## Problem
Copy each line below exactly as it appears. Pictures are to be omitted.

## Listed entries
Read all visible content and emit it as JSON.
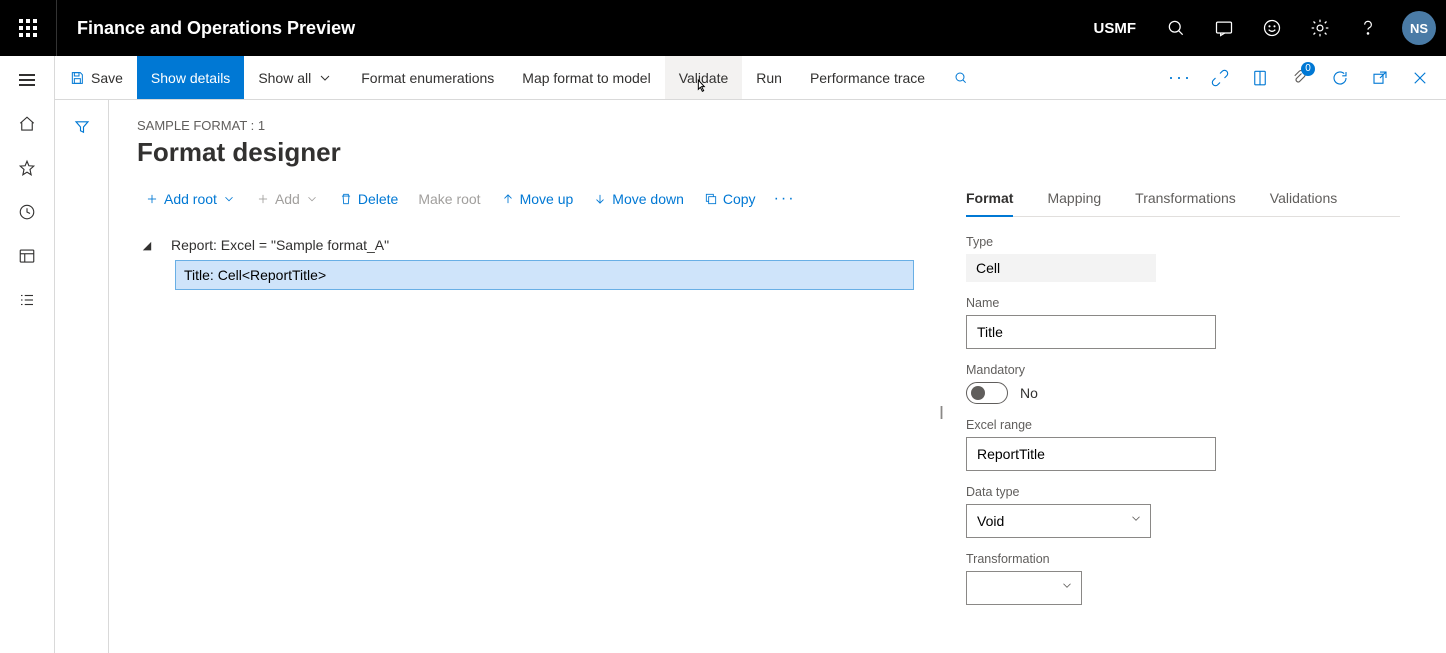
{
  "header": {
    "app_title": "Finance and Operations Preview",
    "legal_entity": "USMF",
    "avatar_initials": "NS"
  },
  "action_bar": {
    "save": "Save",
    "show_details": "Show details",
    "show_all": "Show all",
    "format_enumerations": "Format enumerations",
    "map_format_to_model": "Map format to model",
    "validate": "Validate",
    "run": "Run",
    "performance_trace": "Performance trace",
    "attachment_badge": "0"
  },
  "page": {
    "breadcrumb": "SAMPLE FORMAT : 1",
    "title": "Format designer"
  },
  "tree_toolbar": {
    "add_root": "Add root",
    "add": "Add",
    "delete": "Delete",
    "make_root": "Make root",
    "move_up": "Move up",
    "move_down": "Move down",
    "copy": "Copy"
  },
  "tree": {
    "root": "Report: Excel = \"Sample format_A\"",
    "child": "Title: Cell<ReportTitle>"
  },
  "tabs": {
    "format": "Format",
    "mapping": "Mapping",
    "transformations": "Transformations",
    "validations": "Validations"
  },
  "format_pane": {
    "type_label": "Type",
    "type_value": "Cell",
    "name_label": "Name",
    "name_value": "Title",
    "mandatory_label": "Mandatory",
    "mandatory_value": "No",
    "excel_range_label": "Excel range",
    "excel_range_value": "ReportTitle",
    "data_type_label": "Data type",
    "data_type_value": "Void",
    "transformation_label": "Transformation",
    "transformation_value": ""
  }
}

## Answer to this task
Read all visible content and emit it as JSON.
{
  "header": {
    "app_title": "Finance and Operations Preview",
    "legal_entity": "USMF",
    "avatar_initials": "NS"
  },
  "action_bar": {
    "save": "Save",
    "show_details": "Show details",
    "show_all": "Show all",
    "format_enumerations": "Format enumerations",
    "map_format_to_model": "Map format to model",
    "validate": "Validate",
    "run": "Run",
    "performance_trace": "Performance trace",
    "attachment_badge": "0"
  },
  "page": {
    "breadcrumb": "SAMPLE FORMAT : 1",
    "title": "Format designer"
  },
  "tree_toolbar": {
    "add_root": "Add root",
    "add": "Add",
    "delete": "Delete",
    "make_root": "Make root",
    "move_up": "Move up",
    "move_down": "Move down",
    "copy": "Copy"
  },
  "tree": {
    "root": "Report: Excel = \"Sample format_A\"",
    "child": "Title: Cell<ReportTitle>"
  },
  "tabs": {
    "format": "Format",
    "mapping": "Mapping",
    "transformations": "Transformations",
    "validations": "Validations"
  },
  "format_pane": {
    "type_label": "Type",
    "type_value": "Cell",
    "name_label": "Name",
    "name_value": "Title",
    "mandatory_label": "Mandatory",
    "mandatory_value": "No",
    "excel_range_label": "Excel range",
    "excel_range_value": "ReportTitle",
    "data_type_label": "Data type",
    "data_type_value": "Void",
    "transformation_label": "Transformation",
    "transformation_value": ""
  }
}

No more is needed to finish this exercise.